As a Dane, I’d love to be able to say that each and every Danish film is a must-watch. But that definitely wouldn’t be true. Not every Danish film is as good as Another Round, Riders of Justice, Queen of Hearts, or Speak No Evil — to name just a few of the recent Danish hits. Now that Netflix has started to produce Danish films, one would hope that their presence in the Danish film industry would be a really good thing. It could be. It’s certainly offering new opportunities for Danish filmmakers. But based on Toscana, Against the Ice, and now Kærlighed for Voksne (int. title: Loving Adults) it is becoming clear that the streamer is having a difficult time making truly memorable Danish films. Kærlighed for Voksne doesn’t work.
Barbara Rothenborg’s Kærlighed for Voksne is based on Anna Ekberg’s novel of the same name, and it follows a cheating husband, Christian (played by Dar Salim), who is threatened into staying with his wife, Leonora (played by Sonja Richter). But he loves the woman he is having an affair with, Xenia (played by Sus Wilkins). The husband is prepared to take his wife’s life to get the life he so desires, but his wife is equally determined to get what she wants.
On paper, Kærlighed for Voksne has a lot going for it. It’s based on a relatively popular Danish novel, it’s supposed to be an erotic thriller, and it is filled with a cast of actors that are familiar faces in the Danish film industry such as Lars Ranthe (Another Round), Morten Burian (Speak No Evil), Sonja Richter (Elsker Dig for Evigt), and Dar Salim (Krigen). But it doesn’t live up to that promise. Of course, it should be said that the author of the novel that the film is based on, Anna Ekberg, is actually a pseudonym for Anders Rønnow Klarlund and Jacob Weinreich who are this film’s screenwriters.
I have a fondness for thrillers and erotic thrillers, but sometimes these films struggle to set themselves apart from the more genre-defining films that we’ve all seen a million times. That is the case with Kærlighed for Voksne. It is the kind of film that will remind you of better films in the genres like Gone Girl or even Adrian Lyne’s Deep Water. Granted, Deep Water wasn’t as good as I wanted it to be, but I would still rewatch it over giving Kærlighed for Voksne another viewing.
I don’t want to be too harsh because there are things to like about it. The film looks decent enough. The cast is recognizable. It gets the job done as a trashy but still somewhat entertaining thriller. But I really can’t recommend this film, and, to be perfectly honest, I think this film misses the mark by quite a bit. There were very few positives in my review notes, and my negatives started almost immediately as the film began.
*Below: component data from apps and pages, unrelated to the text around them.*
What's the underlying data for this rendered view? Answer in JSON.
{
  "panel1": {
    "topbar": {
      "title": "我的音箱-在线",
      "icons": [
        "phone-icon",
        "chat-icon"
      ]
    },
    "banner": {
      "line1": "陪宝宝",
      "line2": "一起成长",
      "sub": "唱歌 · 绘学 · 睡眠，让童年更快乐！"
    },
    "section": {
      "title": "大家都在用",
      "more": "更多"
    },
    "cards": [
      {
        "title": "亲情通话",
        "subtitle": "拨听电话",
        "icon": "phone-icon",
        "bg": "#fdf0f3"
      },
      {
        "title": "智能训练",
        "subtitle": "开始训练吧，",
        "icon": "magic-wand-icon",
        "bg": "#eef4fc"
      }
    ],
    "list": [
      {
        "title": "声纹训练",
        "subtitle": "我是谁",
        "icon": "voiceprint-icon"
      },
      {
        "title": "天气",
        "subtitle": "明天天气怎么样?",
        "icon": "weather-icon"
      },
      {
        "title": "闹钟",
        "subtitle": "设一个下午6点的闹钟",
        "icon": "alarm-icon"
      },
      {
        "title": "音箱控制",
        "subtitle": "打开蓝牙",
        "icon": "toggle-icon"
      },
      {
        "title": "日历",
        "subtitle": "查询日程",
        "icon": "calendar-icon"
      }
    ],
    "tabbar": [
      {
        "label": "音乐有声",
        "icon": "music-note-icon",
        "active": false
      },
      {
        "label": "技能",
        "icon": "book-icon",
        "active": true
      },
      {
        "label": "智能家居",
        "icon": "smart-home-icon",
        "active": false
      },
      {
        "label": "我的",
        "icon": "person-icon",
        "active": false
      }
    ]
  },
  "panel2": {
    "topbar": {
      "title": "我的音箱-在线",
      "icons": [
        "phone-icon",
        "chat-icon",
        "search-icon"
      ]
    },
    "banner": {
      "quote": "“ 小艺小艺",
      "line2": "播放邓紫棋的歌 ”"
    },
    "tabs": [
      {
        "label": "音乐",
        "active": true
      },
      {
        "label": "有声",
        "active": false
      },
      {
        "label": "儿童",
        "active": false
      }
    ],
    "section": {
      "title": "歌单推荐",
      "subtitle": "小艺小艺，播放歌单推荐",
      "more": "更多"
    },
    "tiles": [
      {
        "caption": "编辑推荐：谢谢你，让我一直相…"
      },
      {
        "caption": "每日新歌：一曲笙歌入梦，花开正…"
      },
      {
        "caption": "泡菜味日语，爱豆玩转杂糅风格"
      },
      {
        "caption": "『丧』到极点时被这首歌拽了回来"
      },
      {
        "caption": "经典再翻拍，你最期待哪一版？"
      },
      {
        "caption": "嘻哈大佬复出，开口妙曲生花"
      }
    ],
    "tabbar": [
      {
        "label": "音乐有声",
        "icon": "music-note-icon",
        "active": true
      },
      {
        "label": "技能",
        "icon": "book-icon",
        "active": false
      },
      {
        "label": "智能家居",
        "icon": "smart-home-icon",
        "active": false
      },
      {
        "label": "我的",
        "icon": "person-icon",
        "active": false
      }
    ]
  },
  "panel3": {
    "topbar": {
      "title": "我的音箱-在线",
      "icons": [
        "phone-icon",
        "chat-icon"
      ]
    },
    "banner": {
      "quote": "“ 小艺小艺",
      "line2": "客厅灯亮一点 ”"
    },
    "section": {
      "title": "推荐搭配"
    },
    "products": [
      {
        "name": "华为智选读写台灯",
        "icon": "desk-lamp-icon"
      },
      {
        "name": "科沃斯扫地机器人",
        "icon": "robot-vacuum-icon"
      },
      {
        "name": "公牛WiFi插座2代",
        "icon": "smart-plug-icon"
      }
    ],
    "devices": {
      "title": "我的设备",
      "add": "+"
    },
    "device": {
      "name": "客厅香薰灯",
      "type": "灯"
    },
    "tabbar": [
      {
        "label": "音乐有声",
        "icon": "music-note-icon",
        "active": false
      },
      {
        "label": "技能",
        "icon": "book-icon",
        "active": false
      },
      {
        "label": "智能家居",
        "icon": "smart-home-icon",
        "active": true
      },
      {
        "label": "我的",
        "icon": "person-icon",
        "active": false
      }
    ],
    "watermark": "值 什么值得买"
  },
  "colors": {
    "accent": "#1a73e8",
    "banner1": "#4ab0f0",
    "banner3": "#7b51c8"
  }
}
The main narrative is sandwiched in between a frame story that focuses on a detective trying to solve a murder. As the film goes on, he narrates parts of the film and we get glimpses of him telling the main narrative to his adult daughter. However, I thought the frame story felt wholly unnecessary and very distracting. The film opens with his didactic narration telling us this cliche about jealousy, love, and murder. It is just one of the many examples where the film lays it on too thick. Though I haven’t read the book that the film is based on, I assume this frame story is a holdover from the book, but it should’ve been scrapped entirely because it feels like you’re watching the adaptation while you’re listening to an audiobook.
The line delivery constantly threw me off. Sometimes the dialogue is too formal to be believable. Other times — and I won’t single out performers (since they are mostly fine) — the line deliveries and performances felt over-the-top or wooden. Then there is this spousal argument in the first forty minutes that is littered with expository dialogue. There are trite or unbelievable plot developments, and, to add to that, I also thought the tone-setting music laid it on so thick that it bordered on the comical.
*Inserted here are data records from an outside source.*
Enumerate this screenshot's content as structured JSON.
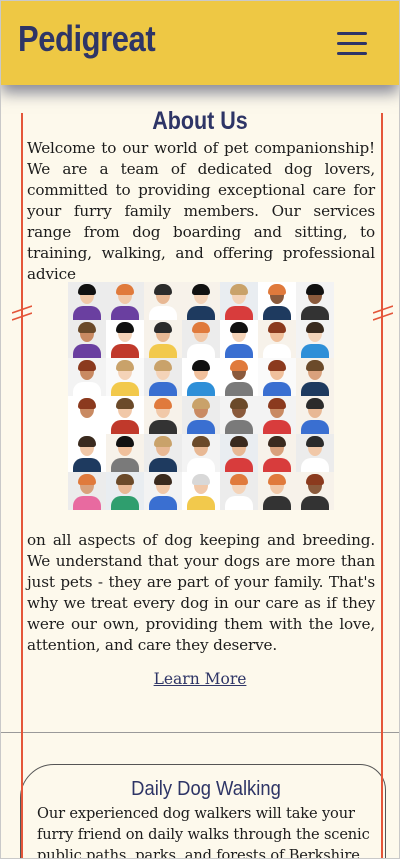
{
  "header": {
    "brand": "Pedigreat",
    "menu_icon": "hamburger-menu-icon"
  },
  "about": {
    "title": "About Us",
    "paragraph_1": "Welcome to our world of pet companionship! We are a team of dedicated dog lovers, committed to providing exceptional care for your furry family members. Our services range from dog boarding and sitting, to training, walking, and offering professional advice",
    "paragraph_2": "on all aspects of dog keeping and breeding. We understand that your dogs are more than just pets - they are part of your family. That's why we treat every dog in our care as if they were our own, providing them with the love, attention, and care they deserve.",
    "learn_more": "Learn More",
    "image": "team-faces-collage"
  },
  "service_card": {
    "title": "Daily Dog Walking",
    "text": "Our experienced dog walkers will take your furry friend on daily walks through the scenic public paths, parks, and forests of Berkshire."
  },
  "colors": {
    "header_bg": "#eec844",
    "brand": "#2e3566",
    "page_bg": "#fdf9ec",
    "accent_line": "#e4563a"
  }
}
One day, there may very well be a great Danish Netflix film. I really hope so. But unfortunately, it isn’t today. It pains me to say that Barbara Rothenborg’s Kærlighed for Voksne is a cliched erotic thriller — which feels like a knockoff of better films in the genre — that I cannot recommend.
4 out of 10
– Review Written by Jeffrey Rex Bertelsen.